conditions which prevailed at the
start, the explorer hoped to reach
the pole by midnight.
I ogress Recorded
At nine o'clock in the morn leg
came word that the Italia was over
Amsterdam island, northwest ot
Spitsbergen and at noon the dir
igible radioed that the flight wan
progressing satisfactorily, and all
was well. The wind was then north
east. At 8 o'clock tonight the Ital
ia reported by wireless that "allw
well" but did not give its position.
The remainder of the dispatch t
the Cltta di Milano was in vtpber
which had to be sent to Rome to
be decoded. Although those aboard
the Citta dl Milano did not knew
the contents of tbe message they
said they assumed the Italia had
flown approximately a thousand
kilometers (about 670 miles).
Speed Estimated

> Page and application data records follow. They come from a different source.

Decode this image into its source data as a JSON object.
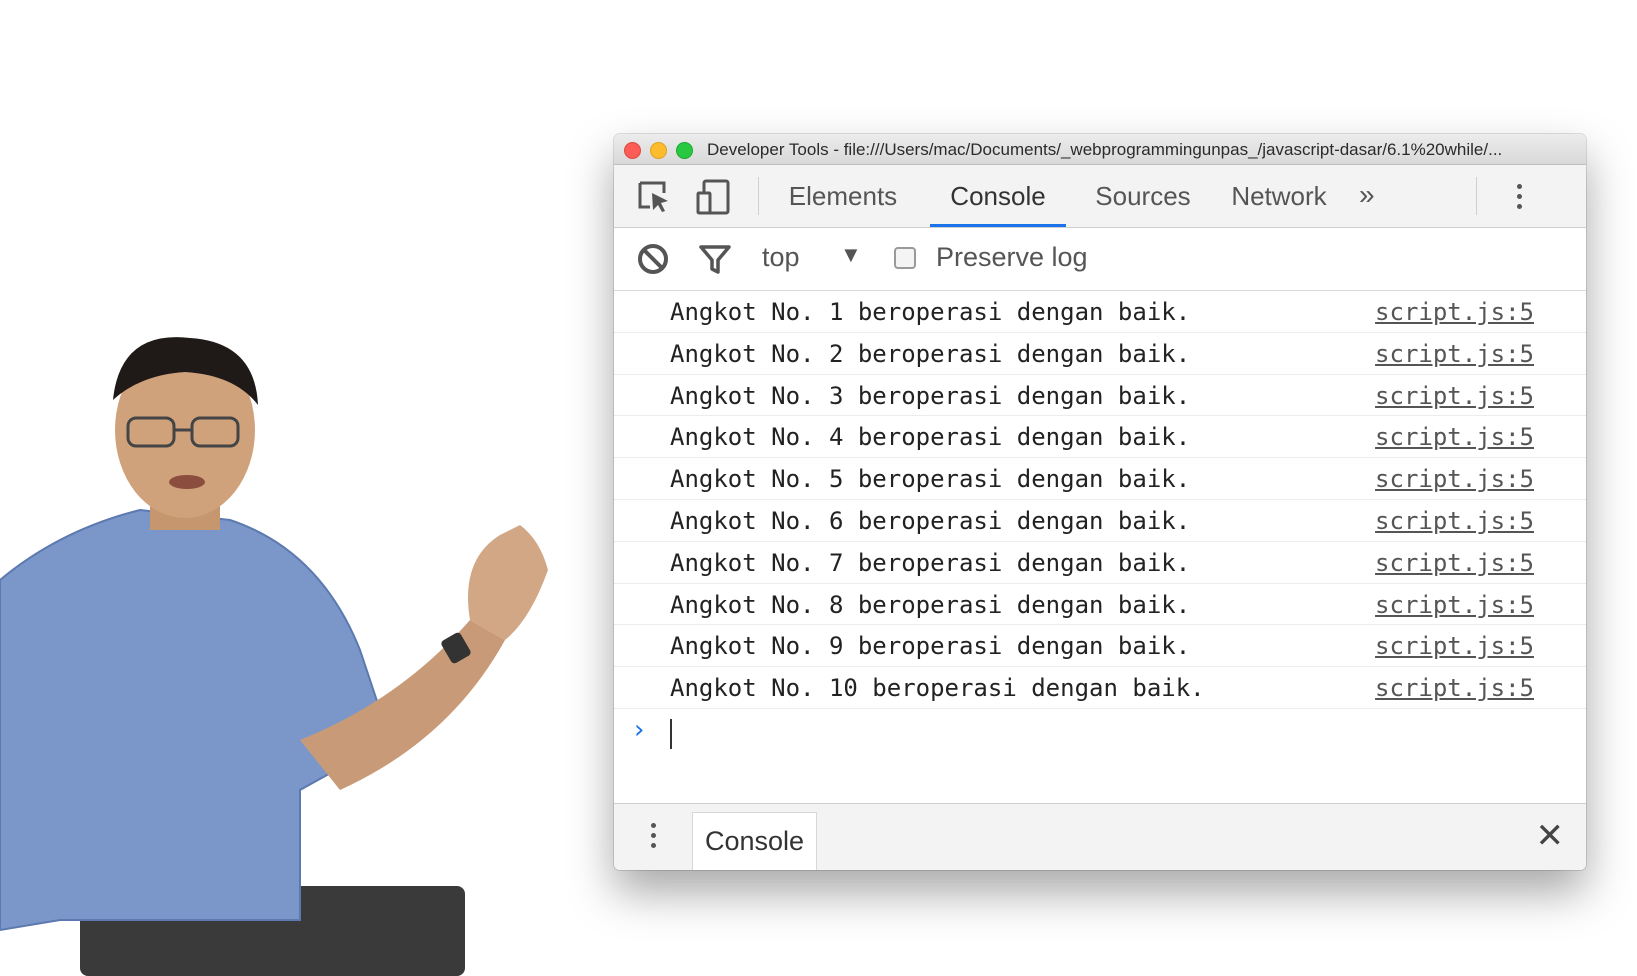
{
  "window": {
    "title": "Developer Tools - file:///Users/mac/Documents/_webprogrammingunpas_/javascript-dasar/6.1%20while/..."
  },
  "tabs": [
    {
      "label": "Elements"
    },
    {
      "label": "Console",
      "active": true
    },
    {
      "label": "Sources"
    },
    {
      "label": "Network"
    }
  ],
  "toolbar": {
    "more_tabs_label": "»",
    "inspect_icon": "inspect-element-icon",
    "device_icon": "device-toolbar-icon"
  },
  "filter": {
    "clear_icon": "clear-console-icon",
    "filter_icon": "filter-icon",
    "context": "top",
    "context_arrow": "▼",
    "preserve_log_label": "Preserve log",
    "preserve_log_checked": false
  },
  "console": {
    "messages": [
      {
        "text": "Angkot No. 1 beroperasi dengan baik.",
        "source": "script.js:5"
      },
      {
        "text": "Angkot No. 2 beroperasi dengan baik.",
        "source": "script.js:5"
      },
      {
        "text": "Angkot No. 3 beroperasi dengan baik.",
        "source": "script.js:5"
      },
      {
        "text": "Angkot No. 4 beroperasi dengan baik.",
        "source": "script.js:5"
      },
      {
        "text": "Angkot No. 5 beroperasi dengan baik.",
        "source": "script.js:5"
      },
      {
        "text": "Angkot No. 6 beroperasi dengan baik.",
        "source": "script.js:5"
      },
      {
        "text": "Angkot No. 7 beroperasi dengan baik.",
        "source": "script.js:5"
      },
      {
        "text": "Angkot No. 8 beroperasi dengan baik.",
        "source": "script.js:5"
      },
      {
        "text": "Angkot No. 9 beroperasi dengan baik.",
        "source": "script.js:5"
      },
      {
        "text": "Angkot No. 10 beroperasi dengan baik.",
        "source": "script.js:5"
      }
    ],
    "prompt_symbol": "›"
  },
  "drawer": {
    "tab_label": "Console",
    "close_symbol": "✕"
  },
  "colors": {
    "accent": "#1a73e8",
    "shirt": "#6f8fc4"
  }
}
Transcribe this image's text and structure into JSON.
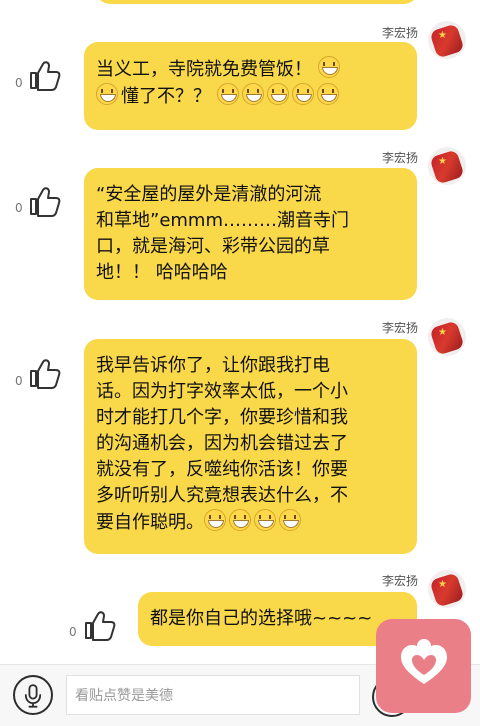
{
  "chat": {
    "sender_name": "李宏扬",
    "messages": [
      {
        "lines": [
          "当义工，寺院就免费管饭！",
          "懂了不？？"
        ],
        "like_count": "0"
      },
      {
        "lines": [
          "“安全屋的屋外是清澈的河流",
          "和草地”emmm………潮音寺门",
          "口，就是海河、彩带公园的草",
          "地！！ 哈哈哈哈"
        ],
        "like_count": "0"
      },
      {
        "lines": [
          "我早告诉你了，让你跟我打电",
          "话。因为打字效率太低，一个小",
          "时才能打几个字，你要珍惜和我",
          "的沟通机会，因为机会错过去了",
          "就没有了，反噬纯你活该！你要",
          "多听听别人究竟想表达什么，不",
          "要自作聪明。"
        ],
        "like_count": "0"
      },
      {
        "lines": [
          "都是你自己的选择哦~~~~"
        ],
        "like_count": "0"
      }
    ]
  },
  "composer": {
    "placeholder": "看贴点赞是美德"
  },
  "colors": {
    "bubble": "#f9d84a",
    "favorite": "#ea7f87"
  },
  "icons": {
    "like": "thumbs-up-icon",
    "voice": "microphone-icon",
    "favorite": "heart-icon"
  }
}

At an average speed of from
40 to 50 miles an hour, the Italia
could cover the distance be
tween her starting point and tbe

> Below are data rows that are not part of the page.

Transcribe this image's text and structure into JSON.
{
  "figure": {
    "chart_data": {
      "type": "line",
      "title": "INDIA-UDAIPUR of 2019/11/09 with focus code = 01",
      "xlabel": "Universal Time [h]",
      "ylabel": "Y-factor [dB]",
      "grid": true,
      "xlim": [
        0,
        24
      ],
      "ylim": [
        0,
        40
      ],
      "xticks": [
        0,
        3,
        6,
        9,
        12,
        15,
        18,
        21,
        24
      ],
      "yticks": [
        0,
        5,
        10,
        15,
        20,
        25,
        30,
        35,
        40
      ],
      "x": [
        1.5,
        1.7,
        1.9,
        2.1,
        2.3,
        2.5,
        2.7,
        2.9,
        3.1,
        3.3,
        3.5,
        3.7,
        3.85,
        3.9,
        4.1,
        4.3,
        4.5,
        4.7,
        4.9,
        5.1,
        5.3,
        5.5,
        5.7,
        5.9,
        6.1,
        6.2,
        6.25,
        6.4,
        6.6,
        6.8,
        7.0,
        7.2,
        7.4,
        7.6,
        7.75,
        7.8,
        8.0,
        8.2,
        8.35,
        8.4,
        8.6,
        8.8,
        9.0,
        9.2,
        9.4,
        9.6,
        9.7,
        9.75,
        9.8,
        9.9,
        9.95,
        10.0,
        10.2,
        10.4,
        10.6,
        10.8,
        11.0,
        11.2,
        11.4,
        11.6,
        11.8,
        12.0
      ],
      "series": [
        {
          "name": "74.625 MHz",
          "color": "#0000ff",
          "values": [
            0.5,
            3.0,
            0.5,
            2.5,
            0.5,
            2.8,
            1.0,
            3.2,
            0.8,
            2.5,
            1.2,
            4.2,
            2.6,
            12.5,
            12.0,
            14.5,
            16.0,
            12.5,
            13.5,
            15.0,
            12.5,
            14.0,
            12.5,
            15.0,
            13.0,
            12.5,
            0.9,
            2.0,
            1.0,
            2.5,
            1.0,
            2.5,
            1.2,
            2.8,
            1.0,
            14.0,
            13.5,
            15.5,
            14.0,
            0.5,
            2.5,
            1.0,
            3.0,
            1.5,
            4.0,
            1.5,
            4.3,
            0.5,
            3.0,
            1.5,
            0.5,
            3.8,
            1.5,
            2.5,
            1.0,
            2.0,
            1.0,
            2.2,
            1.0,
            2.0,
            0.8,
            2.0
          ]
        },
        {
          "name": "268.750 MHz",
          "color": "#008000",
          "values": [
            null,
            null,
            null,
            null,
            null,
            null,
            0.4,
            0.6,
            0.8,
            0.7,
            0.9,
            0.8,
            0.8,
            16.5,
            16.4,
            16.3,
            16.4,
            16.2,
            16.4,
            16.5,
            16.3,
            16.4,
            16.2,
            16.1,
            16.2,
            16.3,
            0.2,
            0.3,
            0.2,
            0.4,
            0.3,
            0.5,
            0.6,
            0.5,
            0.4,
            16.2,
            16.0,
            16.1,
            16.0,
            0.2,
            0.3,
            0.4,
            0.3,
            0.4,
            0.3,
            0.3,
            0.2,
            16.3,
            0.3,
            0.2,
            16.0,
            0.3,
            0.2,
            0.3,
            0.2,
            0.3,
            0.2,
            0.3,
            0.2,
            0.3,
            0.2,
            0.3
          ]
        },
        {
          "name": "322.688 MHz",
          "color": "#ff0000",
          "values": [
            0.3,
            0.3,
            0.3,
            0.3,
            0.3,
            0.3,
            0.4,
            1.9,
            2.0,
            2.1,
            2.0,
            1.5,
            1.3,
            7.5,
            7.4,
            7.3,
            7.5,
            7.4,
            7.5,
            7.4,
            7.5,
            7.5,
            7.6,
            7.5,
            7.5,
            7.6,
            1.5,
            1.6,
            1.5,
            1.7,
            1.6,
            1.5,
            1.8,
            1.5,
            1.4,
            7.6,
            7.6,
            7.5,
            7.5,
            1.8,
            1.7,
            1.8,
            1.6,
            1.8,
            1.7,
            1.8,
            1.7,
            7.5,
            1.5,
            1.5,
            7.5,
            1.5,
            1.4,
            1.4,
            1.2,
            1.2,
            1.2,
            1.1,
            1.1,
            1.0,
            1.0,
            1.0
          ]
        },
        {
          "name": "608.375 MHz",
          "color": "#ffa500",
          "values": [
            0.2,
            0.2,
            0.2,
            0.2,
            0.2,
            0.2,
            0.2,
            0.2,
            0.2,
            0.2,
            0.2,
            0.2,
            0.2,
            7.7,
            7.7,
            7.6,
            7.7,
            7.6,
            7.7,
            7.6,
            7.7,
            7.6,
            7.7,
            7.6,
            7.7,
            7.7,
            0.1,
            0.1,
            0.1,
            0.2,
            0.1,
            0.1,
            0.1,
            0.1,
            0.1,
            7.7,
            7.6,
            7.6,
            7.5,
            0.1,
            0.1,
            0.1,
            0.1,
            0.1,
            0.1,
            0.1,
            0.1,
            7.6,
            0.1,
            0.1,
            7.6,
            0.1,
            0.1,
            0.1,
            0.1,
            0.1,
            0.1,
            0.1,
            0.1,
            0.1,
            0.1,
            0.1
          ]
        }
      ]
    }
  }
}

pole, approximately 730 miles. In
time to reach her destination by
It is understood that General No
bile himself intends to make n

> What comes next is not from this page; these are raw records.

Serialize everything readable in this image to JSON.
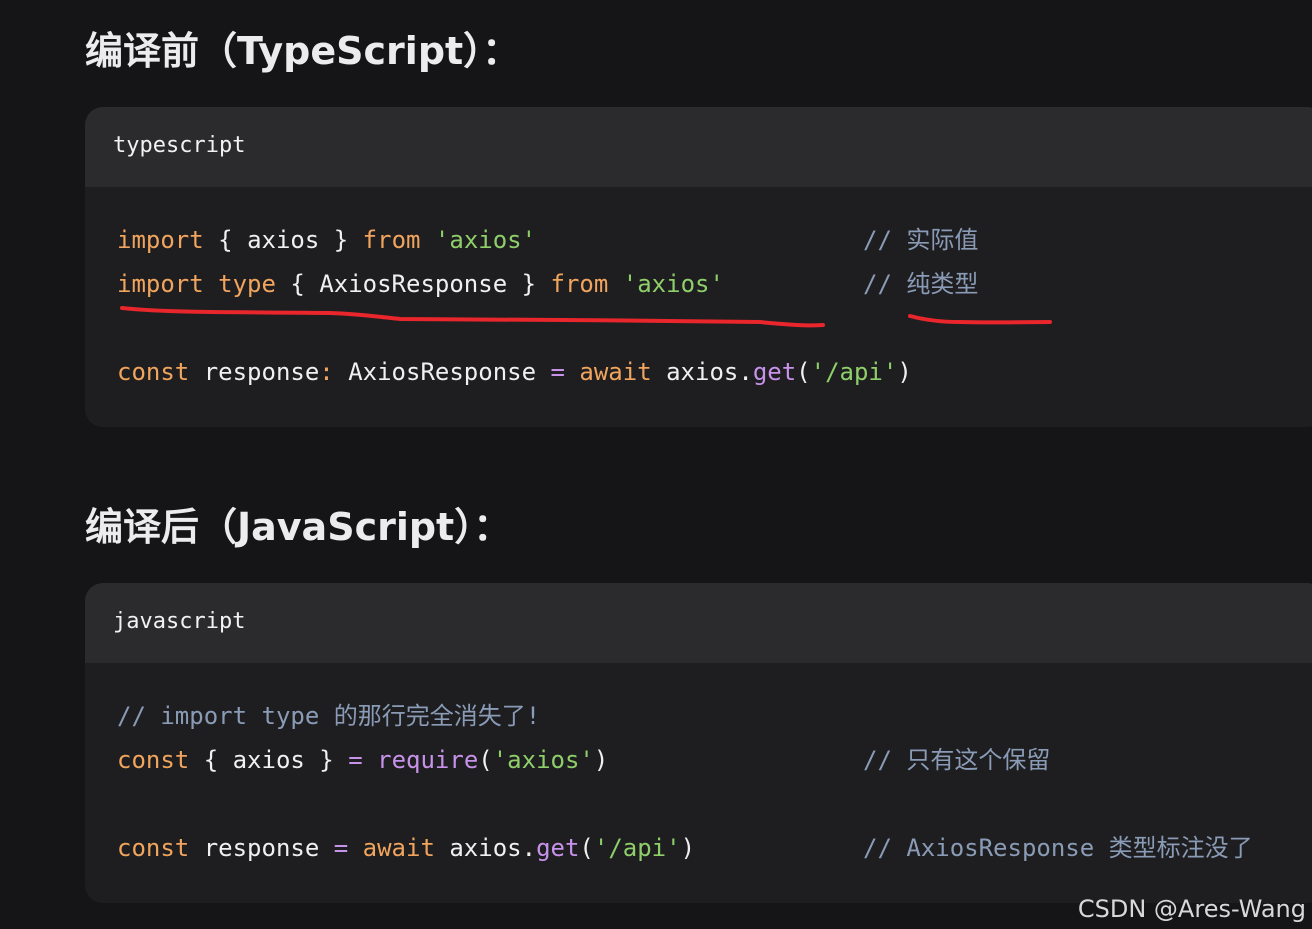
{
  "sections": [
    {
      "heading": "编译前（TypeScript）：",
      "lang": "typescript",
      "lines": [
        {
          "tokens": [
            {
              "t": "import",
              "c": "kw"
            },
            {
              "t": " { ",
              "c": "txt"
            },
            {
              "t": "axios",
              "c": "txt"
            },
            {
              "t": " } ",
              "c": "txt"
            },
            {
              "t": "from",
              "c": "kw"
            },
            {
              "t": " ",
              "c": "txt"
            },
            {
              "t": "'axios'",
              "c": "str"
            }
          ],
          "comment": "// 实际值"
        },
        {
          "tokens": [
            {
              "t": "import",
              "c": "kw"
            },
            {
              "t": " ",
              "c": "txt"
            },
            {
              "t": "type",
              "c": "kw"
            },
            {
              "t": " { ",
              "c": "txt"
            },
            {
              "t": "AxiosResponse",
              "c": "txt"
            },
            {
              "t": " } ",
              "c": "txt"
            },
            {
              "t": "from",
              "c": "kw"
            },
            {
              "t": " ",
              "c": "txt"
            },
            {
              "t": "'axios'",
              "c": "str"
            }
          ],
          "comment": "// 纯类型"
        },
        {
          "tokens": [
            {
              "t": "const",
              "c": "kw"
            },
            {
              "t": " response",
              "c": "txt"
            },
            {
              "t": ":",
              "c": "kw"
            },
            {
              "t": " AxiosResponse ",
              "c": "txt"
            },
            {
              "t": "=",
              "c": "op"
            },
            {
              "t": " ",
              "c": "txt"
            },
            {
              "t": "await",
              "c": "kw"
            },
            {
              "t": " axios.",
              "c": "txt"
            },
            {
              "t": "get",
              "c": "fn"
            },
            {
              "t": "(",
              "c": "txt"
            },
            {
              "t": "'/api'",
              "c": "str"
            },
            {
              "t": ")",
              "c": "txt"
            }
          ],
          "comment": ""
        }
      ]
    },
    {
      "heading": "编译后（JavaScript）：",
      "lang": "javascript",
      "lines": [
        {
          "tokens": [
            {
              "t": "// import type 的那行完全消失了!",
              "c": "cm"
            }
          ],
          "comment": ""
        },
        {
          "tokens": [
            {
              "t": "const",
              "c": "kw"
            },
            {
              "t": " { ",
              "c": "txt"
            },
            {
              "t": "axios",
              "c": "txt"
            },
            {
              "t": " } ",
              "c": "txt"
            },
            {
              "t": "=",
              "c": "op"
            },
            {
              "t": " ",
              "c": "txt"
            },
            {
              "t": "require",
              "c": "fn"
            },
            {
              "t": "(",
              "c": "txt"
            },
            {
              "t": "'axios'",
              "c": "str"
            },
            {
              "t": ")",
              "c": "txt"
            }
          ],
          "comment": "// 只有这个保留"
        },
        {
          "tokens": [
            {
              "t": "const",
              "c": "kw"
            },
            {
              "t": " response ",
              "c": "txt"
            },
            {
              "t": "=",
              "c": "op"
            },
            {
              "t": " ",
              "c": "txt"
            },
            {
              "t": "await",
              "c": "kw"
            },
            {
              "t": " axios.",
              "c": "txt"
            },
            {
              "t": "get",
              "c": "fn"
            },
            {
              "t": "(",
              "c": "txt"
            },
            {
              "t": "'/api'",
              "c": "str"
            },
            {
              "t": ")",
              "c": "txt"
            }
          ],
          "comment": "// AxiosResponse 类型标注没了"
        }
      ]
    }
  ],
  "watermark": "CSDN @Ares-Wang",
  "colors": {
    "background": "#151517",
    "code_background": "#1e1e20",
    "code_header": "#2b2b2e",
    "keyword": "#f0a45d",
    "string": "#8fcf6a",
    "function": "#c792ea",
    "comment": "#8a9bb6",
    "annotation_red": "#e8262b"
  }
}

landing at the pole with Profes
sor PontremoM, for magnetic ob
servations. Tbe two men- will desceud ay
means of ropes from the ssMhtn,
others may follow, depending
conditions. Precautions will be te
ken to safeguard those who leave
the ship, for they might be faced
with the possibility of being sep
arated from the big craft.
General Nobile carries with hita
the oaken cross confided to has
care by the pope, and will set it
up at the pole.
Substantial Victory Won by Fna
tion Headed by Governor
Dan Moody
BEAUMONT, Texas. May 23.
(AP) Supporters of Governor
Alfred E. Smith for president suf
fered a crushing defeat lot tke
state democratic convention hen
today when Governor Dan Moody
took charge of his campaign for n
prohibition delegation to tto
Houston convention and pulled a
victory out of the lire. .
The Smith supporter were de
feated 483 to 2S2 in their fight
to allow each list to name its del
egates to the national convention.
Having crushed the ultra dry
faction of the party with the aid
of Smith votes yesterday. Moody
today announced -Tlatly against
delegates Instructed for Smith and
supported, the resolution ot Tom
Ball of Houston to allow a conven
tion committee to name the dele
gates. He stated frankly that he
favored such a course because be
felt the Texas delegation to tbe
national convention should be a
(Contiaac paga 2.)
Wanted, Berry and
Cherry Buyers to
Tate Man's Crops
A fanner phoned to The
Statesman . last . evening. He
wanted to 'know where he could
find buyers for his strawberries,
cherries and loganberries. He
said he had been unable to sell
them; or rather to find any on
willing to contract for them.
' He said be had been taking
The Statesman for a great many
years, and he wanted this paper
to help him find buyers. Hence
this item. It is a free adver
tisement for buyers. --
The phone number of . the
subscriber la 8JF21.